Data excerpts:

+ + + + + + +

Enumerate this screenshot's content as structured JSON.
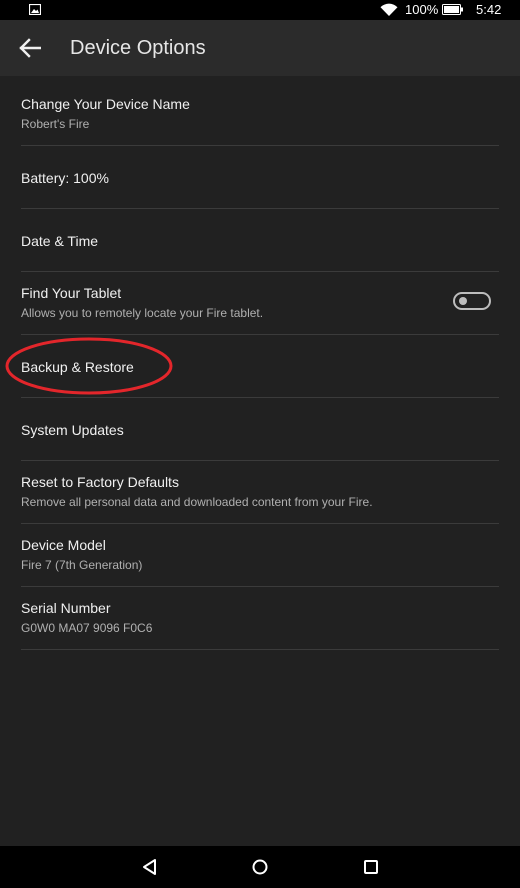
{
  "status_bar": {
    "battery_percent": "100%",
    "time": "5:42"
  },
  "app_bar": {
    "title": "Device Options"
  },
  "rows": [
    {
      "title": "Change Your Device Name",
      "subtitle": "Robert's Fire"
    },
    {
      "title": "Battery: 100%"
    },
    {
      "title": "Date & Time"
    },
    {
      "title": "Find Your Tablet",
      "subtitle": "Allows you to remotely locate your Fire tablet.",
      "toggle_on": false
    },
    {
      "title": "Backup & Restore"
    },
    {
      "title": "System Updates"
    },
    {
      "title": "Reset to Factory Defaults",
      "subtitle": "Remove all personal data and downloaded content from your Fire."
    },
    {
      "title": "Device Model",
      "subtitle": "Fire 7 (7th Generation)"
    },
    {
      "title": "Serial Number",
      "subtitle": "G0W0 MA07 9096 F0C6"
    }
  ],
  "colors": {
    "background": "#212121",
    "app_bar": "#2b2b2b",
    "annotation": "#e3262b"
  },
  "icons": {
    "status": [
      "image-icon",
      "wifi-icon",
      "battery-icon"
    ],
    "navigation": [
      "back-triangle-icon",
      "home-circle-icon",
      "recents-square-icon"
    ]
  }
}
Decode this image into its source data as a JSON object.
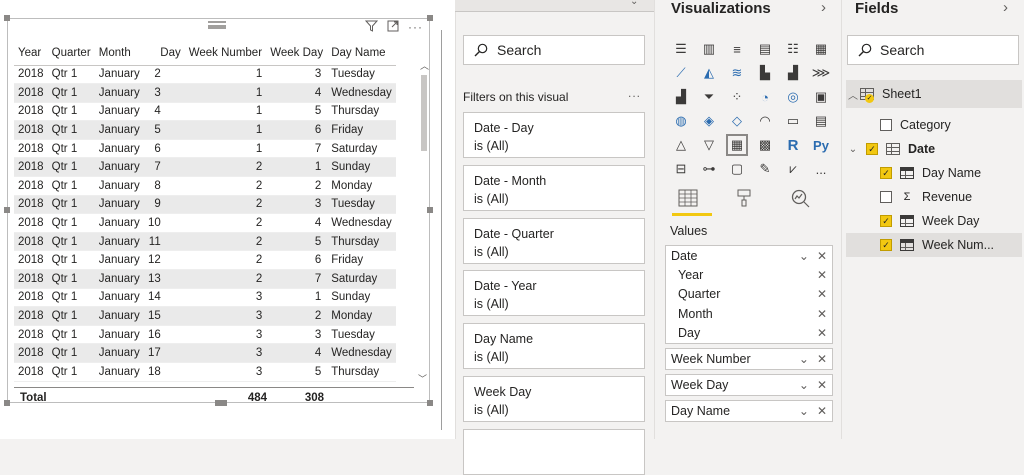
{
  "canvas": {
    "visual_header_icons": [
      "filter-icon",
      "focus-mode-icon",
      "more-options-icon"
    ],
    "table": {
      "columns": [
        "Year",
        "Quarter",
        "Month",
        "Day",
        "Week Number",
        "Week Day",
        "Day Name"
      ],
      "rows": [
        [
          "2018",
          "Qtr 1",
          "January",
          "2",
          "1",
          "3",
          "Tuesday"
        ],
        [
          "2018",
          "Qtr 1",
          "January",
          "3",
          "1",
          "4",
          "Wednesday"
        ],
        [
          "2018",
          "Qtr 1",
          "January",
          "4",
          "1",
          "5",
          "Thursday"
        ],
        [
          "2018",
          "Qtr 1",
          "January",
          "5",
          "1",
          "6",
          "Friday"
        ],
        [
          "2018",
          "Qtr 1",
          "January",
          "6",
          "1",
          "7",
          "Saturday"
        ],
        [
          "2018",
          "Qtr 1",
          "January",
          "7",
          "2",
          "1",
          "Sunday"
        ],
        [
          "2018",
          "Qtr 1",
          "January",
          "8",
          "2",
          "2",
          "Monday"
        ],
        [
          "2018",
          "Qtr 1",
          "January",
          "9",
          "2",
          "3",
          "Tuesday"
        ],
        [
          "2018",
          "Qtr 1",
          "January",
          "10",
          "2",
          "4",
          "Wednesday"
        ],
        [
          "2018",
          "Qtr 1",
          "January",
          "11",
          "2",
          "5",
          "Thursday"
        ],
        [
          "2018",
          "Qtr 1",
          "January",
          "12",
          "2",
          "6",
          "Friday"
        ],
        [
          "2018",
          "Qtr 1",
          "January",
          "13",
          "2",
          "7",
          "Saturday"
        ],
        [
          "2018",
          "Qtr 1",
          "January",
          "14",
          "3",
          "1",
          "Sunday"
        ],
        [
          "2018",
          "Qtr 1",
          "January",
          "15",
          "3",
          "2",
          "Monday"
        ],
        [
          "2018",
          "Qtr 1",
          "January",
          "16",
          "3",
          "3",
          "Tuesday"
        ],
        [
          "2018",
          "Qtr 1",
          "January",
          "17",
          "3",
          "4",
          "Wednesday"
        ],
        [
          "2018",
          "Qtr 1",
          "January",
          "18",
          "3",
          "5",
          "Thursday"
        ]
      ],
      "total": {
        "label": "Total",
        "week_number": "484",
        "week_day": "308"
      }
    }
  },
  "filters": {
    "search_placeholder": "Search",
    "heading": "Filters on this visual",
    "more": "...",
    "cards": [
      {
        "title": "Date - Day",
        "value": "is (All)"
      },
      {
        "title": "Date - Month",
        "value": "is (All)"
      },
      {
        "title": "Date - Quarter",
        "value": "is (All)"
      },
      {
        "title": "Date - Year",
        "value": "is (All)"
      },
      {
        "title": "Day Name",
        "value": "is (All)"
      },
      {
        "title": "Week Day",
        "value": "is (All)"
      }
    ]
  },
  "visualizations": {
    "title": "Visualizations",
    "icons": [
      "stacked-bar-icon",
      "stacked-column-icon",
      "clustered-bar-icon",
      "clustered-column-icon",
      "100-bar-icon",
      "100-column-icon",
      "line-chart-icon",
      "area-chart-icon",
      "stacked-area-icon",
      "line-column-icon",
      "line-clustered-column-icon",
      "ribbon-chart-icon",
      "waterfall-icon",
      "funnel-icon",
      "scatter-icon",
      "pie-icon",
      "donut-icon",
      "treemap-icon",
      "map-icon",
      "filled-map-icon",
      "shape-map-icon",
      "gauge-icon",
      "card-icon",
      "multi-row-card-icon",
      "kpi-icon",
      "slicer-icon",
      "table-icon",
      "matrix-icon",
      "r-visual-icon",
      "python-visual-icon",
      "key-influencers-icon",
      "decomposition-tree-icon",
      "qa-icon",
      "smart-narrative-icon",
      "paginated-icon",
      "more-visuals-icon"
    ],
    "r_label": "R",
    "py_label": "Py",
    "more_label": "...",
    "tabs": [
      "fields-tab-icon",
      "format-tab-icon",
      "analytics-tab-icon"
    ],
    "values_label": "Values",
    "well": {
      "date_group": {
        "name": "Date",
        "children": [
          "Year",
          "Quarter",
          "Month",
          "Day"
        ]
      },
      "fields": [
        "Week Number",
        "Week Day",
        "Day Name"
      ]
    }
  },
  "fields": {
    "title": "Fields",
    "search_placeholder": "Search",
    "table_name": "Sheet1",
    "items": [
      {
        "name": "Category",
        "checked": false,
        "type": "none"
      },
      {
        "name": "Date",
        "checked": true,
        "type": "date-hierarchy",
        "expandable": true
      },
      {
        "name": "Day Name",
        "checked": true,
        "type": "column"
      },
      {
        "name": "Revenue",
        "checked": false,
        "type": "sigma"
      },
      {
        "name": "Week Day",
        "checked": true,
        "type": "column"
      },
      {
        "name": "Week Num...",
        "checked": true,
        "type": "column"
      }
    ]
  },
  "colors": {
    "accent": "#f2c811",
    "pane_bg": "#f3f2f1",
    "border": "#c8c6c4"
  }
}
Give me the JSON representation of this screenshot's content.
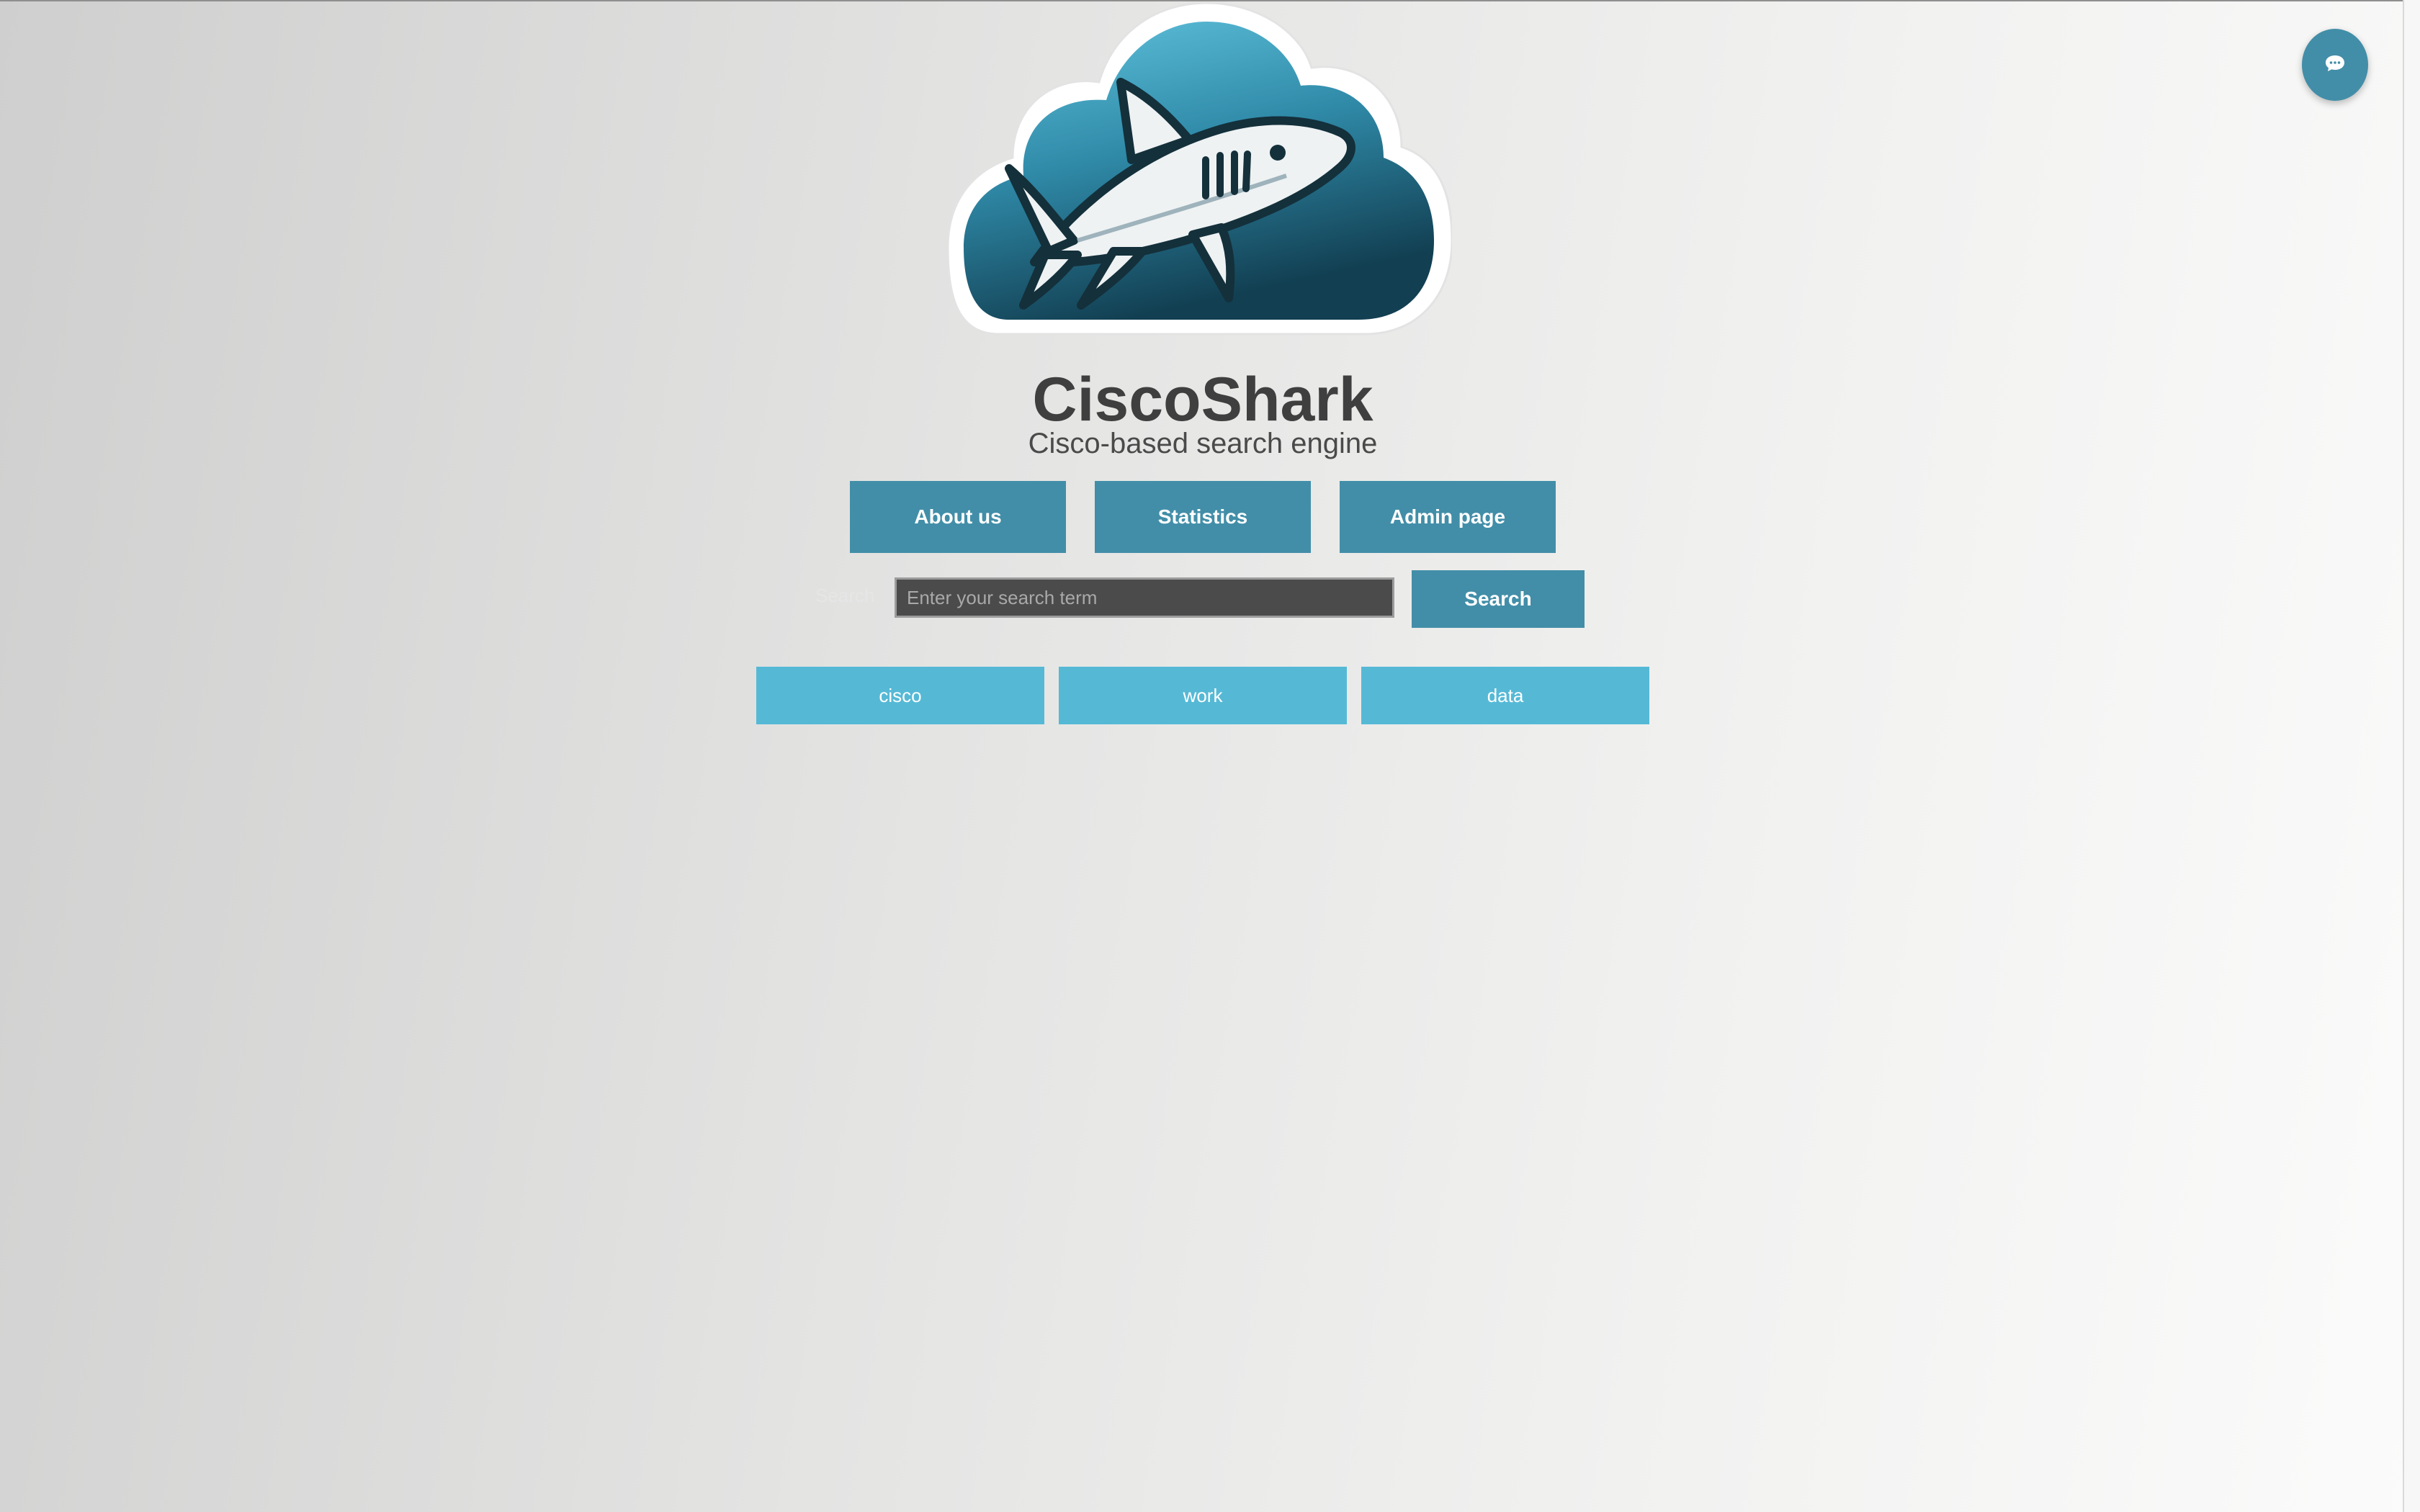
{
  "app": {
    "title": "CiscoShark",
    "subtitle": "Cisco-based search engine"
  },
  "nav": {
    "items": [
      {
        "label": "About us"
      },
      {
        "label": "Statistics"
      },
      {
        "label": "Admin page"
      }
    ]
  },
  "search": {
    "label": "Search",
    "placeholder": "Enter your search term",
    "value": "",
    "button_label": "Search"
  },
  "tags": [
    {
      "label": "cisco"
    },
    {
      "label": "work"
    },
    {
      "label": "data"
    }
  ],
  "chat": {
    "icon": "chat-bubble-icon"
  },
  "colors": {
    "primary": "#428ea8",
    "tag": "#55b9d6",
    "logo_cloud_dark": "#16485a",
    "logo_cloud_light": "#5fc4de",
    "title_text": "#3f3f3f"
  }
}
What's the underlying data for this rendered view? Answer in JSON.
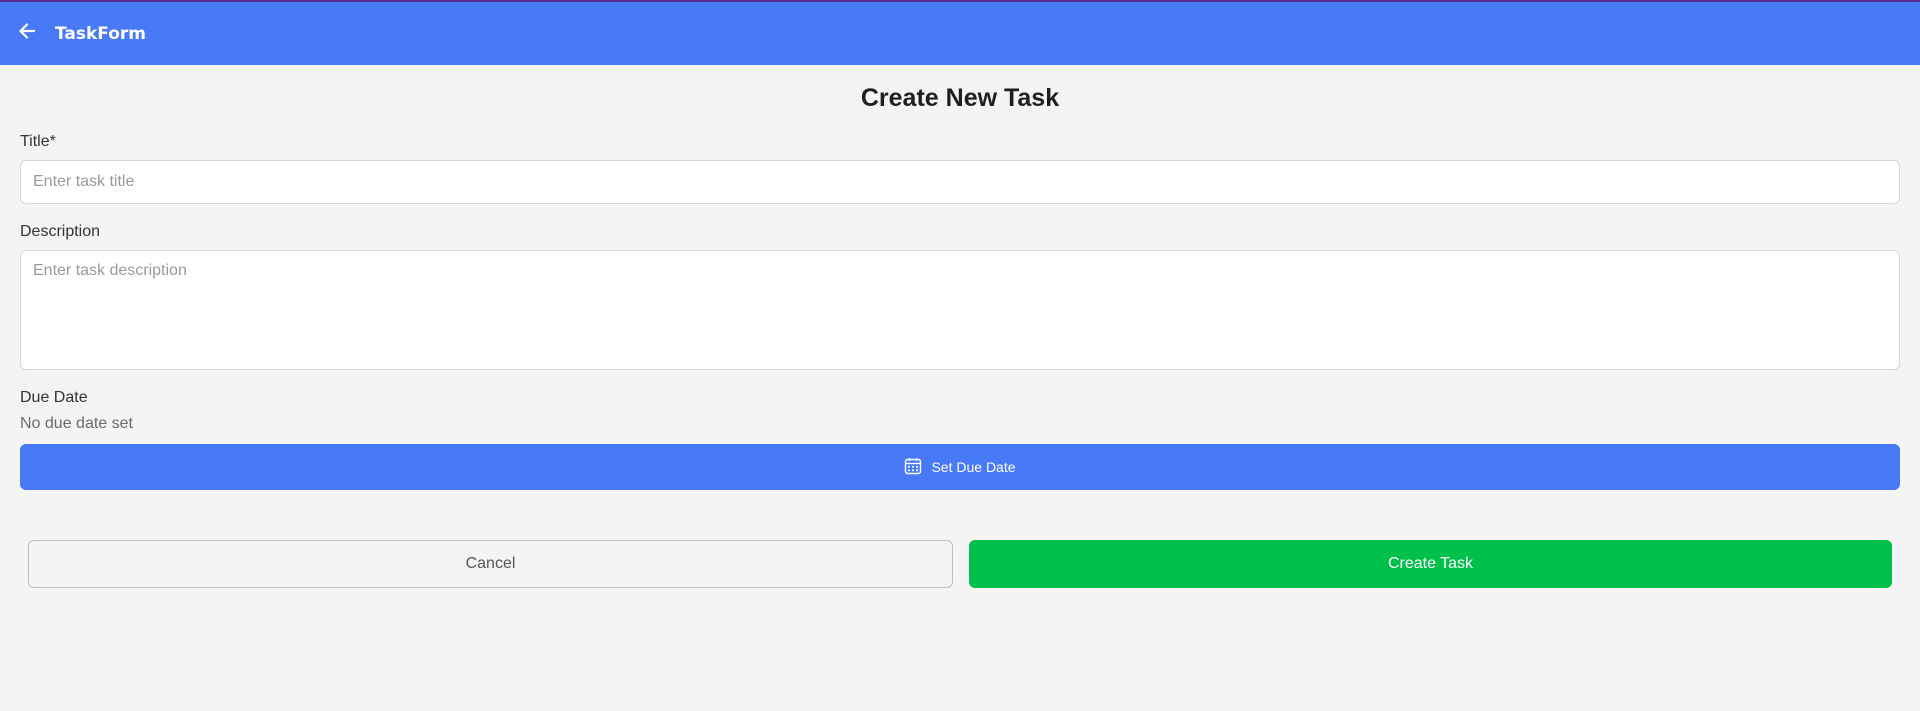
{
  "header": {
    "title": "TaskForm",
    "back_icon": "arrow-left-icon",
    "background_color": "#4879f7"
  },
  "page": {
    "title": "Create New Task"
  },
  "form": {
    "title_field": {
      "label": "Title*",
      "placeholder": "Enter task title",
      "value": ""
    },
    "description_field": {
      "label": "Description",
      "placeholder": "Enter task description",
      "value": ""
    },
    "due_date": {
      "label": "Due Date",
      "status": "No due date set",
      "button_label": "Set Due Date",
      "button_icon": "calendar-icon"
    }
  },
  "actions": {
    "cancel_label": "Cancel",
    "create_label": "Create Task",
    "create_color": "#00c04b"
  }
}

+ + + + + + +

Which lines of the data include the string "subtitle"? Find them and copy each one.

      "subtitle": "Robert's Fire"
      "subtitle": "Allows you to remotely locate your Fire tablet.",
      "subtitle": "Remove all personal data and downloaded content from your Fire."
      "subtitle": "Fire 7 (7th Generation)"
      "subtitle": "G0W0 MA07 9096 F0C6"
    "subtitle": "Cisco-based search engine"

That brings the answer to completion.